TASK STATEMENT
Print all the records below exactly as they stand, but leave out the pictures.

DATA LISTING
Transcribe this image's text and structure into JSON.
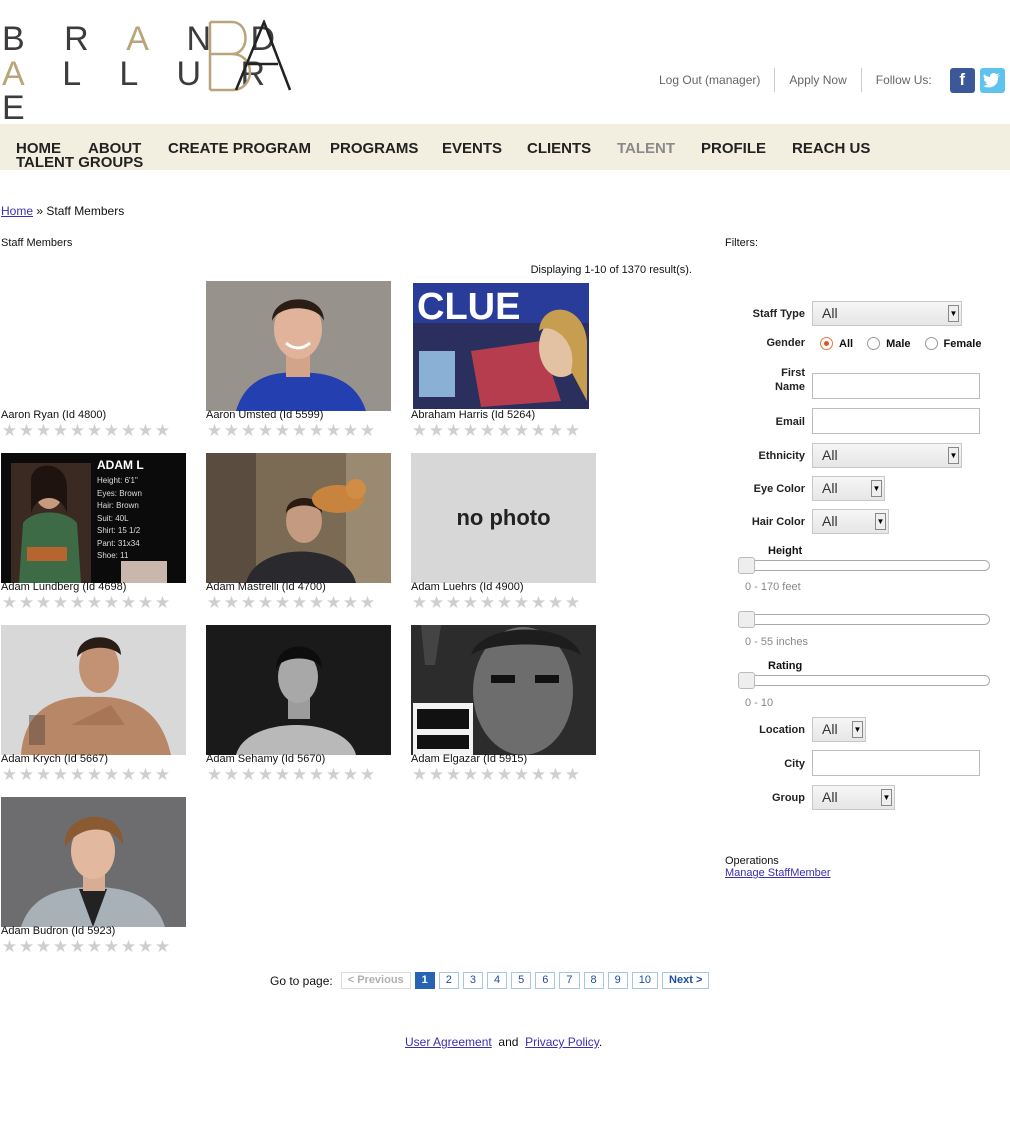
{
  "brand": {
    "line1": "BRAND",
    "line2": "ALLURE",
    "monogram": "BA"
  },
  "top_links": {
    "logout": "Log Out (manager)",
    "apply": "Apply Now",
    "follow": "Follow Us:",
    "facebook_icon": "f",
    "twitter_icon": "t"
  },
  "nav": {
    "items": [
      "HOME",
      "ABOUT",
      "CREATE PROGRAM",
      "PROGRAMS",
      "EVENTS",
      "CLIENTS",
      "TALENT",
      "PROFILE",
      "REACH US",
      "TALENT GROUPS"
    ],
    "active": "TALENT"
  },
  "breadcrumb": {
    "home": "Home",
    "separator": "»",
    "current": "Staff Members"
  },
  "page_title": "Staff Members",
  "result_count": "Displaying 1-10 of 1370 result(s).",
  "staff": [
    {
      "name": "Aaron Ryan (Id 4800)",
      "photo": "none"
    },
    {
      "name": "Aaron Umsted (Id 5599)",
      "photo": "portrait-blue"
    },
    {
      "name": "Abraham Harris (Id 5264)",
      "photo": "clue-box"
    },
    {
      "name": "Adam Lundberg (Id 4698)",
      "photo": "comp-card"
    },
    {
      "name": "Adam Mastrelli (Id 4700)",
      "photo": "portrait-cat"
    },
    {
      "name": "Adam Luehrs (Id 4900)",
      "photo": "no-photo"
    },
    {
      "name": "Adam Krych (Id 5667)",
      "photo": "portrait-shirtless"
    },
    {
      "name": "Adam Sehamy (Id 5670)",
      "photo": "portrait-bw"
    },
    {
      "name": "Adam Elgazar (Id 5915)",
      "photo": "portrait-dark"
    },
    {
      "name": "Adam Budron (Id 5923)",
      "photo": "portrait-suit"
    }
  ],
  "rating_star_count": 10,
  "no_photo_text": "no photo",
  "comp_card": {
    "title": "ADAM L",
    "lines": [
      "Height: 6'1\"",
      "Eyes: Brown",
      "Hair: Brown",
      "Suit: 40L",
      "Shirt: 15 1/2",
      "Pant: 31x34",
      "Shoe: 11"
    ]
  },
  "clue_text": "CLUE",
  "pager": {
    "label": "Go to page:",
    "previous": "< Previous",
    "pages": [
      "1",
      "2",
      "3",
      "4",
      "5",
      "6",
      "7",
      "8",
      "9",
      "10"
    ],
    "current": "1",
    "next": "Next >"
  },
  "footer": {
    "user_agreement": "User Agreement",
    "and": "and",
    "privacy": "Privacy Policy",
    "period": "."
  },
  "filters": {
    "title": "Filters:",
    "staff_type_label": "Staff Type",
    "staff_type_value": "All",
    "gender_label": "Gender",
    "gender_options": [
      "All",
      "Male",
      "Female"
    ],
    "gender_selected": "All",
    "first_name_label_1": "First",
    "first_name_label_2": "Name",
    "first_name_value": "",
    "email_label": "Email",
    "email_value": "",
    "ethnicity_label": "Ethnicity",
    "ethnicity_value": "All",
    "eye_color_label": "Eye Color",
    "eye_color_value": "All",
    "hair_color_label": "Hair Color",
    "hair_color_value": "All",
    "height_label": "Height",
    "height_feet_range": "0 - 170 feet",
    "height_inches_range": "0 - 55 inches",
    "rating_label": "Rating",
    "rating_range": "0 - 10",
    "location_label": "Location",
    "location_value": "All",
    "city_label": "City",
    "city_value": "",
    "group_label": "Group",
    "group_value": "All"
  },
  "operations": {
    "title": "Operations",
    "manage_link": "Manage StaffMember"
  },
  "colors": {
    "nav_bg": "#f3efe0",
    "brand_gold": "#b9a57a",
    "link": "#3a2fb0",
    "pager_current": "#2863b3"
  }
}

EXERCISE RESULT
Transcribe this image's text and structure into JSON.
{
  "brand": {
    "line1": "BRAND",
    "line2": "ALLURE",
    "monogram": "BA"
  },
  "top_links": {
    "logout": "Log Out (manager)",
    "apply": "Apply Now",
    "follow": "Follow Us:",
    "facebook_icon": "f",
    "twitter_icon": "t"
  },
  "nav": {
    "items": [
      "HOME",
      "ABOUT",
      "CREATE PROGRAM",
      "PROGRAMS",
      "EVENTS",
      "CLIENTS",
      "TALENT",
      "PROFILE",
      "REACH US",
      "TALENT GROUPS"
    ],
    "active": "TALENT"
  },
  "breadcrumb": {
    "home": "Home",
    "separator": "»",
    "current": "Staff Members"
  },
  "page_title": "Staff Members",
  "result_count": "Displaying 1-10 of 1370 result(s).",
  "staff": [
    {
      "name": "Aaron Ryan (Id 4800)",
      "photo": "none"
    },
    {
      "name": "Aaron Umsted (Id 5599)",
      "photo": "portrait-blue"
    },
    {
      "name": "Abraham Harris (Id 5264)",
      "photo": "clue-box"
    },
    {
      "name": "Adam Lundberg (Id 4698)",
      "photo": "comp-card"
    },
    {
      "name": "Adam Mastrelli (Id 4700)",
      "photo": "portrait-cat"
    },
    {
      "name": "Adam Luehrs (Id 4900)",
      "photo": "no-photo"
    },
    {
      "name": "Adam Krych (Id 5667)",
      "photo": "portrait-shirtless"
    },
    {
      "name": "Adam Sehamy (Id 5670)",
      "photo": "portrait-bw"
    },
    {
      "name": "Adam Elgazar (Id 5915)",
      "photo": "portrait-dark"
    },
    {
      "name": "Adam Budron (Id 5923)",
      "photo": "portrait-suit"
    }
  ],
  "rating_star_count": 10,
  "no_photo_text": "no photo",
  "comp_card": {
    "title": "ADAM L",
    "lines": [
      "Height: 6'1\"",
      "Eyes: Brown",
      "Hair: Brown",
      "Suit: 40L",
      "Shirt: 15 1/2",
      "Pant: 31x34",
      "Shoe: 11"
    ]
  },
  "clue_text": "CLUE",
  "pager": {
    "label": "Go to page:",
    "previous": "< Previous",
    "pages": [
      "1",
      "2",
      "3",
      "4",
      "5",
      "6",
      "7",
      "8",
      "9",
      "10"
    ],
    "current": "1",
    "next": "Next >"
  },
  "footer": {
    "user_agreement": "User Agreement",
    "and": "and",
    "privacy": "Privacy Policy",
    "period": "."
  },
  "filters": {
    "title": "Filters:",
    "staff_type_label": "Staff Type",
    "staff_type_value": "All",
    "gender_label": "Gender",
    "gender_options": [
      "All",
      "Male",
      "Female"
    ],
    "gender_selected": "All",
    "first_name_label_1": "First",
    "first_name_label_2": "Name",
    "first_name_value": "",
    "email_label": "Email",
    "email_value": "",
    "ethnicity_label": "Ethnicity",
    "ethnicity_value": "All",
    "eye_color_label": "Eye Color",
    "eye_color_value": "All",
    "hair_color_label": "Hair Color",
    "hair_color_value": "All",
    "height_label": "Height",
    "height_feet_range": "0 - 170 feet",
    "height_inches_range": "0 - 55 inches",
    "rating_label": "Rating",
    "rating_range": "0 - 10",
    "location_label": "Location",
    "location_value": "All",
    "city_label": "City",
    "city_value": "",
    "group_label": "Group",
    "group_value": "All"
  },
  "operations": {
    "title": "Operations",
    "manage_link": "Manage StaffMember"
  },
  "colors": {
    "nav_bg": "#f3efe0",
    "brand_gold": "#b9a57a",
    "link": "#3a2fb0",
    "pager_current": "#2863b3"
  }
}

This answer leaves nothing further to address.